Space has a surprising amount of dangerous things in it. There are micrometeorites, solar particles, and of course all the space junk, everything from spent rocket stages to fragments of paint, zipping past satellites at up to 12.4 miles a second. They pose hazards to sensitive spacecraft optics, detectors, and solar panels in satellites and spacecraft.
Even though engineers have expanded different techniques to defend spacecraft from these fast-moving surprises, nothing gives 100-percent protection.
However, at NASA’s Goddard Space Flight Center in Greenbelt, Md., a technician is experimenting with an emerging technology that may provide another, possibly more effective technique for defending sensitive spacecraft components from these high-velocity bombardments.

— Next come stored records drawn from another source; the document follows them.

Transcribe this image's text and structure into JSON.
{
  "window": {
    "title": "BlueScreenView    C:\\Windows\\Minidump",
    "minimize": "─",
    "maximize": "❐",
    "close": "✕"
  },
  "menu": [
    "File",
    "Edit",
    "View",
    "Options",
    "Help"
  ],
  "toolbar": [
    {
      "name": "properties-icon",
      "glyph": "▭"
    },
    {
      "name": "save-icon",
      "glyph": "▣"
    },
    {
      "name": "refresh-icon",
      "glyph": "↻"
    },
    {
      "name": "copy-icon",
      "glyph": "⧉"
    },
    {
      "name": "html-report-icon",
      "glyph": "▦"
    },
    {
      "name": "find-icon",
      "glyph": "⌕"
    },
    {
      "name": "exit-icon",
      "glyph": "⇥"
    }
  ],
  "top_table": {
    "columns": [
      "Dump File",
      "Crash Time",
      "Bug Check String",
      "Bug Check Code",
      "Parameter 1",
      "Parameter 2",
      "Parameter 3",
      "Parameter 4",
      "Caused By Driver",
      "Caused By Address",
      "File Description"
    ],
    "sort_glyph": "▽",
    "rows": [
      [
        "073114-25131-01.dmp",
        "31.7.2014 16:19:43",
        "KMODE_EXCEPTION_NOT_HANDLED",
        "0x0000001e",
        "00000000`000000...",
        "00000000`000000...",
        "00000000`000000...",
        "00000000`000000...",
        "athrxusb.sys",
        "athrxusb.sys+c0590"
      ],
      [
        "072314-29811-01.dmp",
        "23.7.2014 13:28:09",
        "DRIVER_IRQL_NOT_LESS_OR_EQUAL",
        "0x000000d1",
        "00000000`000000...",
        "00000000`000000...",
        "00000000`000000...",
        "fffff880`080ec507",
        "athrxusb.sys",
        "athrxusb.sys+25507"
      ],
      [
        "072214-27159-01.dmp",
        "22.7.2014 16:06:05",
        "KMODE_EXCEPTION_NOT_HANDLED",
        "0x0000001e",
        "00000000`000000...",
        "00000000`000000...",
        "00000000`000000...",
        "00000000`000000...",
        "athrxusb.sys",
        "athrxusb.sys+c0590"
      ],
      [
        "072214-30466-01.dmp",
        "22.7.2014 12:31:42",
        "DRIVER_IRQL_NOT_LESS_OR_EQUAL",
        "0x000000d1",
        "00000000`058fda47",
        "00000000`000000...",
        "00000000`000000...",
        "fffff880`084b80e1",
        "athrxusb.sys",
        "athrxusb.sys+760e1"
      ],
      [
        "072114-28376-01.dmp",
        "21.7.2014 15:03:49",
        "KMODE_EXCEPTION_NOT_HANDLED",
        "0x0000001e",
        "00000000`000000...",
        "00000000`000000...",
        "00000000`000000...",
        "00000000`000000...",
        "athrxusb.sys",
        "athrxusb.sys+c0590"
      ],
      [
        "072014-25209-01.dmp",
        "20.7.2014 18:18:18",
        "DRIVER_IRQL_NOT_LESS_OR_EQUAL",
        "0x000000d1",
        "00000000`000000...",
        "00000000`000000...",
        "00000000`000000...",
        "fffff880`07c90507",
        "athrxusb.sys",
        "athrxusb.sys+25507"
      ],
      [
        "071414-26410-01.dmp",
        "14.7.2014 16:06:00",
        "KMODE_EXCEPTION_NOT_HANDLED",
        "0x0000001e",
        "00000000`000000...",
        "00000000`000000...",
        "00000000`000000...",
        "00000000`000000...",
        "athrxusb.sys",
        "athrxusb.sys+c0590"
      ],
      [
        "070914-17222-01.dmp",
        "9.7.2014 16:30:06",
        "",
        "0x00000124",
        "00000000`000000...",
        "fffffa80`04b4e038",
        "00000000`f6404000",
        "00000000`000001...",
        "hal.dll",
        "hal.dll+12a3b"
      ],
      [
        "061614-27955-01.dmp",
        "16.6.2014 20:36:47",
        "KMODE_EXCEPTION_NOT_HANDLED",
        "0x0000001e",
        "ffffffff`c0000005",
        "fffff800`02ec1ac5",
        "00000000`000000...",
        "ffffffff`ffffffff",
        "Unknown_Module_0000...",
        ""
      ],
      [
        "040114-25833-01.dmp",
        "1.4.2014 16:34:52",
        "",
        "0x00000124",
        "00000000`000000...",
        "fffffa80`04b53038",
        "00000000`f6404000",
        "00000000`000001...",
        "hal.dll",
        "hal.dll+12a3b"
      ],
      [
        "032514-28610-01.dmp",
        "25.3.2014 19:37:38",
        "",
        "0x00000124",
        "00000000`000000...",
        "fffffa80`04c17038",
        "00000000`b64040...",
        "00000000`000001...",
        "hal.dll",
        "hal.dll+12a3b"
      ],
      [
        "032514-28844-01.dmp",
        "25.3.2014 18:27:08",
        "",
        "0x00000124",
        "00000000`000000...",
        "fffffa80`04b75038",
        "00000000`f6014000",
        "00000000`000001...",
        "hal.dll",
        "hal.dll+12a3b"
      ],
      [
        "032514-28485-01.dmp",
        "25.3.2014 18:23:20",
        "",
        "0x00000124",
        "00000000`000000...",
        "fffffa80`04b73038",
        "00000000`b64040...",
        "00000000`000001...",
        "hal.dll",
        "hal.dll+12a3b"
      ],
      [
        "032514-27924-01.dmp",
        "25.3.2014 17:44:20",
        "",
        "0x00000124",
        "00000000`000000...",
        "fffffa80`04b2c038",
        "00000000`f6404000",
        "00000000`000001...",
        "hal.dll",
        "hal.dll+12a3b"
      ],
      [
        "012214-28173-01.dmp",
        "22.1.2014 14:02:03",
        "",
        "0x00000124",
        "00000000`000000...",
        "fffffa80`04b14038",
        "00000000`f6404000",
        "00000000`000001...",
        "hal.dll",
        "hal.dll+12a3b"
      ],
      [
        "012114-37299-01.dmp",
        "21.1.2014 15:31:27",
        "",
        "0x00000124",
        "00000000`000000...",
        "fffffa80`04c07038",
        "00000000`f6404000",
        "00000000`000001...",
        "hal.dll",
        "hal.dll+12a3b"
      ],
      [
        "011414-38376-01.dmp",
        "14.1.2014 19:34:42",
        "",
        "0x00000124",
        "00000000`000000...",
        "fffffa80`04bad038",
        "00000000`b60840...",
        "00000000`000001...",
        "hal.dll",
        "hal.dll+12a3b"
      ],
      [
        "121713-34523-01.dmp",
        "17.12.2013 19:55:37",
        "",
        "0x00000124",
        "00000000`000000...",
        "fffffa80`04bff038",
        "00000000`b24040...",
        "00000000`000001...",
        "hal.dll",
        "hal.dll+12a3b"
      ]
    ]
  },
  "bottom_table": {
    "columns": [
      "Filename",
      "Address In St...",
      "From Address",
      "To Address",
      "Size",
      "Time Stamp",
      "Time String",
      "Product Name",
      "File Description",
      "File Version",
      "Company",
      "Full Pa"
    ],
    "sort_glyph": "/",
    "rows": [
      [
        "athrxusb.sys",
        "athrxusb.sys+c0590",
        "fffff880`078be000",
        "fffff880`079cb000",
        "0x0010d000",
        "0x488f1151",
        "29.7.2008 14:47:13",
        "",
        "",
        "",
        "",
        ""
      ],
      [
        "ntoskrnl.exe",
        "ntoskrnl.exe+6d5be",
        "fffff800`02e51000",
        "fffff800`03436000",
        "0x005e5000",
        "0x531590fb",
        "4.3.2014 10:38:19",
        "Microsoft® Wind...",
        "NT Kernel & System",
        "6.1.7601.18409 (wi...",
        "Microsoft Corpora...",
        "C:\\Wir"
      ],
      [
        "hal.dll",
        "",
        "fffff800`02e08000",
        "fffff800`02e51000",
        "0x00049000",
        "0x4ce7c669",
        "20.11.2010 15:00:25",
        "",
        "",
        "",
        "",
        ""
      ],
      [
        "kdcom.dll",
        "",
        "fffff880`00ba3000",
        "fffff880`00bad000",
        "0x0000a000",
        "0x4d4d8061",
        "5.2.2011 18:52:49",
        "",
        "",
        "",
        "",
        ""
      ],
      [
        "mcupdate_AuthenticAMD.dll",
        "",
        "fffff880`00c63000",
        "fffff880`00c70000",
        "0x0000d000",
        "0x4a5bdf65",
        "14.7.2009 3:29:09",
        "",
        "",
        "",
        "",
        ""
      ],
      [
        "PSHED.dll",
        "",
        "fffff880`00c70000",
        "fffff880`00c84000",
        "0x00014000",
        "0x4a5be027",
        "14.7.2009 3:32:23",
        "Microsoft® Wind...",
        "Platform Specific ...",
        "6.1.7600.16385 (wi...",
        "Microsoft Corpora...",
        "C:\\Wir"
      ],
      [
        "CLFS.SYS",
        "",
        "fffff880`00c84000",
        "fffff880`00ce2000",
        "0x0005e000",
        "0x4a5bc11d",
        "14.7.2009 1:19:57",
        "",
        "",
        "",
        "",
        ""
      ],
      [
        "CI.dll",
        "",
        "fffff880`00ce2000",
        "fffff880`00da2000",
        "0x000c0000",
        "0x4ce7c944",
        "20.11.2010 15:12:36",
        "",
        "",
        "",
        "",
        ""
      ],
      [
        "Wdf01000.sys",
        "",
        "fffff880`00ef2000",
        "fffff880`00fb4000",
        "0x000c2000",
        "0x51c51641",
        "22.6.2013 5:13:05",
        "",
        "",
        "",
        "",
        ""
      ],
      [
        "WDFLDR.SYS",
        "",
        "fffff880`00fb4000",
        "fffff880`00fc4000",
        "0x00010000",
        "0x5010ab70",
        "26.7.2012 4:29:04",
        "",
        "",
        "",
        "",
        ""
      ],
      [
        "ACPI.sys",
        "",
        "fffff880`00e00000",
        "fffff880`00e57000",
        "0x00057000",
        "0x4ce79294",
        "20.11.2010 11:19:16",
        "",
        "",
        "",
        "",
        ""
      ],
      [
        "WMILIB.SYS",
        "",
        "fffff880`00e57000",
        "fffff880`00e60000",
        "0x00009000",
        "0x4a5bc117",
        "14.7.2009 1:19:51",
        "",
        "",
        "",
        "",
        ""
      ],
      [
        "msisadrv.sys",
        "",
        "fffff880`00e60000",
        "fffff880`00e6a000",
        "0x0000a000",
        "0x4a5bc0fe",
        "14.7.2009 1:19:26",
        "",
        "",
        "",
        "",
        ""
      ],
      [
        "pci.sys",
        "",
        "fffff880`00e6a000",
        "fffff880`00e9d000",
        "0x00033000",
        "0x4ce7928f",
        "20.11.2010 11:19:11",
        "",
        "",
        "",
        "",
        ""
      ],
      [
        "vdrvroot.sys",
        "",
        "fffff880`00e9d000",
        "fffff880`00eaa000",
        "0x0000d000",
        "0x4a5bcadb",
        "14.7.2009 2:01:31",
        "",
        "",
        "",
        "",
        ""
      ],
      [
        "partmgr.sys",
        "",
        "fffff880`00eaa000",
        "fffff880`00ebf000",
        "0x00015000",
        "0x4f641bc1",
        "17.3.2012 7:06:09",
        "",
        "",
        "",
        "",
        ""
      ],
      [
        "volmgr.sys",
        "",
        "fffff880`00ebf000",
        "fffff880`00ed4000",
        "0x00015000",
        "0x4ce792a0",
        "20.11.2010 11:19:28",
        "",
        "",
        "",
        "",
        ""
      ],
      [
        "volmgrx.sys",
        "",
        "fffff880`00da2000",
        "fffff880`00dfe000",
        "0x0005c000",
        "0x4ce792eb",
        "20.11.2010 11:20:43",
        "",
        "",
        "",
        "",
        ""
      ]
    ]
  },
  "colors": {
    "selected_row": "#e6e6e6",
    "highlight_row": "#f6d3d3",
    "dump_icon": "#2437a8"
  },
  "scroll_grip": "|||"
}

Vivek Dwivedi and his colleague, Raymond Adomaitis, chemical engineering professor from the University of Maryland, are using atomic layer deposition (ALD), a rapidly evolving technology for coating plastics, semiconductors, glass, Teflon, and a surfeit of other materials, to create a new super-strong, ultra-thin coating made of tiny tubes of boron nitride, similar in appearance to the bristles on a toothbrush.
”Crystalline boron nitride is one of the hardest materials in the world,” Dwivedi says. This makes it perfect as a coating for sensitive spacecraft components. Crystalline boron nitride could make them less susceptible to damage when struck by space dust, tiny rocks, and high-energy solar particles.
Atomic Layer Deposition
The ALD technique, which the semiconductor industry has implemented in manufacturing of computer chips, involves placing a substrate material inside a reactor chamber and sequentially pulsing diverse types of precursor gases to create an ultrathin film. The layers are literally no thicker than a single atom.
ALD differs from other thin film application techniques since the process is split into two half reactions, run in sequence, and repeated for each layer. Consequently, technicians can precisely control the thickness and composition of the deposited films, even deep inside pores and cavities.
This gives atomic layer deposition a distinctive ability to coat in and around 3-D objects. That advantage, combined with the fact that technologists can create films at much lower temperatures than with the other techniques, has led many in the electronics, optics, textile, energy, and biomedical-device fields to replace older deposition techniques with ALD.
According to Dwivedi, if technicians use atomic layer deposition to coat glass with aluminum oxide, for example, they can fortify glass so it is over 80 percent stronger. The resulting thin films act like ”nano putty,” filling the nanometer-scale defects found in glass; the very same minuscule cracks that cause glass to break when struck by an object.
”This ALD application has profound possibilities for the next-generation crew modules,” Dwivedi said. ”We could decrease the thickness of the glass windows without sacrificing strength.”
”It’s really exciting,” said Ted Swanson, assistant chief for technology for mechanical systems at Goddard. ”This is an emerging technology that offers a wholly new way to protect spacecraft components, perhaps more effectively than what is possible with current techniques. Just as important, with ALD, we can lay down material less expensively.”
Hard Material to Work With
But that doesn’t mean the task is easy, Dwivedi said. Manufacturing an ALD-based coating made of boron and other precursor gases is remarkably difficult to do.
Currently, technologists manufacture boron films through reacting boron powder with nitrogen and a small quantity of ammonia in a chamber that requires heating to a blistering 2,552 degrees Fahrenheit. It is an expensive process. With atomic layer deposition, ultrathin boron-nitride film could be laid in a chamber no hotter than 752 degrees Fahrenheit.
”Our team has studied the difficulties and think we understand why they’re happening,” Dwivedi said. As a result, he judges the team will succeed at depositing boron nitride on a silicon substrate by next year.
He believes instrument designers could one day use the technology to coat mirrors, spacecraft buses, and other components, if tests at Goddard and NASA’s Langley Research Center in Hampton, Va., validate the material’s effectiveness as a protective coating, Such testing could happen as early as summer of 2013.
Dwivedi and his team are not only creating a protective coating, they are using funding from NASA’s Center Innovation Fund and Goddard’s internal R&D program to test the technique as a possible way to coat X-ray telescope mirrors, which must be curved to collect high-energy X-ray photons that would otherwise pierce flat mirrors, and radiators needed to direct heat away from sensitive instruments.
”This technology can coat anything. It is perfect point-to-point. There are so many applications for this technology,” Dwivedi said. ”The only thing limiting its use is your imagination.”